On the other hand, they do a lot of children’s songs, and I’m not a child so I’m much less into those. This two-record album would have been far better if they had thought to group all of those – Car-Car, Puff, the Magic Dragon and It’s Raining – on one of the four sides.
So it’s good to know that I was on to something with that idea. And Grassey Grass Grass, for what it’s worth, barely even qualified as a song at all.
This record was awesome, but everything I’ve already written about it does not even get to the best part of it, which is that not a single one of Guthrie’s great songs was ruined by a “creative” interpretation: there was no easy-listening-disco-reggae Guthrie here, just folk Guthrie interpreted in folk, country and rock styles by himself and by other artists working in those traditions.
One thing that surprised me negatively, however, was that certain songs that I associate very strongly with Guthrie were completely missing: where was Grand Coulee Dam, which would have let me point out that Lonnie Donegan did the best cover version of it? And where was It Takes a Married Man to Sing a Worried Song, which would have let me explore all the different takes on the Carter Family’s Worried Man Blues.
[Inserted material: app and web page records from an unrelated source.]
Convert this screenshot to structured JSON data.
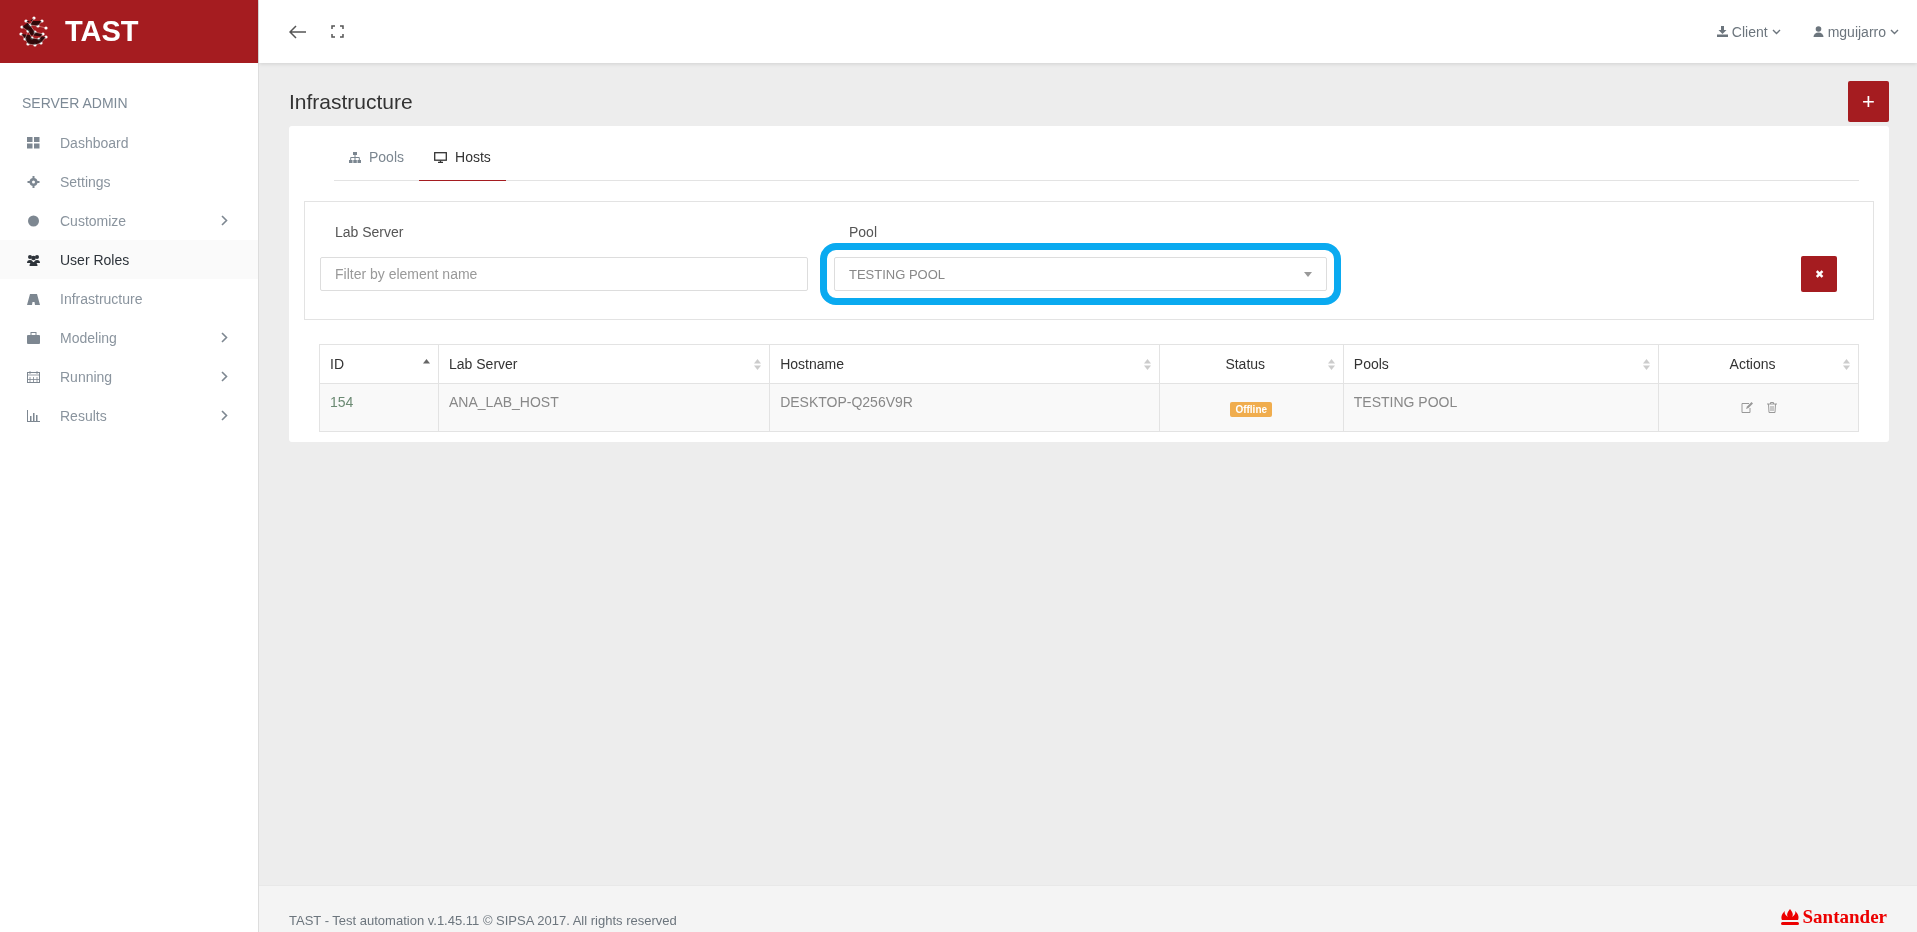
{
  "brand": {
    "name": "TAST"
  },
  "topbar": {
    "menus": [
      {
        "kind": "download",
        "label": "Client"
      },
      {
        "kind": "user",
        "label": "mguijarro"
      }
    ]
  },
  "sidebar": {
    "heading": "SERVER ADMIN",
    "items": [
      {
        "label": "Dashboard",
        "selected": false,
        "submenu": false
      },
      {
        "label": "Settings",
        "selected": false,
        "submenu": false
      },
      {
        "label": "Customize",
        "selected": false,
        "submenu": true
      },
      {
        "label": "User Roles",
        "selected": true,
        "submenu": false
      },
      {
        "label": "Infrastructure",
        "selected": false,
        "submenu": false
      },
      {
        "label": "Modeling",
        "selected": false,
        "submenu": true
      },
      {
        "label": "Running",
        "selected": false,
        "submenu": true
      },
      {
        "label": "Results",
        "selected": false,
        "submenu": true
      }
    ]
  },
  "page": {
    "title": "Infrastructure",
    "add_button": "+"
  },
  "tabs": [
    {
      "label": "Pools",
      "selected": false
    },
    {
      "label": "Hosts",
      "selected": true
    }
  ],
  "filters": {
    "lab_server": {
      "label": "Lab Server",
      "placeholder": "Filter by element name"
    },
    "pool": {
      "label": "Pool",
      "value": "TESTING POOL",
      "highlighted": true
    },
    "clear_button": "✖"
  },
  "table": {
    "columns": [
      {
        "label": "ID",
        "sorted": true
      },
      {
        "label": "Lab Server",
        "sorted": false
      },
      {
        "label": "Hostname",
        "sorted": false
      },
      {
        "label": "Status",
        "sorted": false
      },
      {
        "label": "Pools",
        "sorted": false
      },
      {
        "label": "Actions",
        "sorted": false
      }
    ],
    "rows": [
      {
        "id": "154",
        "lab_server": "ANA_LAB_HOST",
        "hostname": "DESKTOP-Q256V9R",
        "status": {
          "label": "Offline",
          "color": "#f0ad4e"
        },
        "pools": "TESTING POOL"
      }
    ]
  },
  "footer": {
    "text": "TAST - Test automation v.1.45.11 © SIPSA 2017. All rights reserved",
    "logo": "Santander"
  }
}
Oh well, maybe next time?
5/5: love it
|I also mentioned this wonderful story in a footnote when reviewing Stars and Stripes Forever! by University of Michigan Symphony Band and H. Robert Reynolds (1983).
|Not “Odessa,” Siri – that’s something else entirely.
|My favorite of hers is Santy Anno, which was one of my favorite “San Francisco songs” when I lived there from 2011 to 2013. If you ever doubt that her voice is perfect, listen to that song and then listen to this cover of it, which is also excellent, but note that the singer’s (still very strong) voice feels a bit thinner and even pointier at the high notes, where Odetta’s is so beautifully smooth and rounded. She also reminds me of Umm Kulthum in that way, though I listen to the latter far more often now.
|On that note, I would really like to hear a mashup of Worried Man Blues and Gotta Travel On.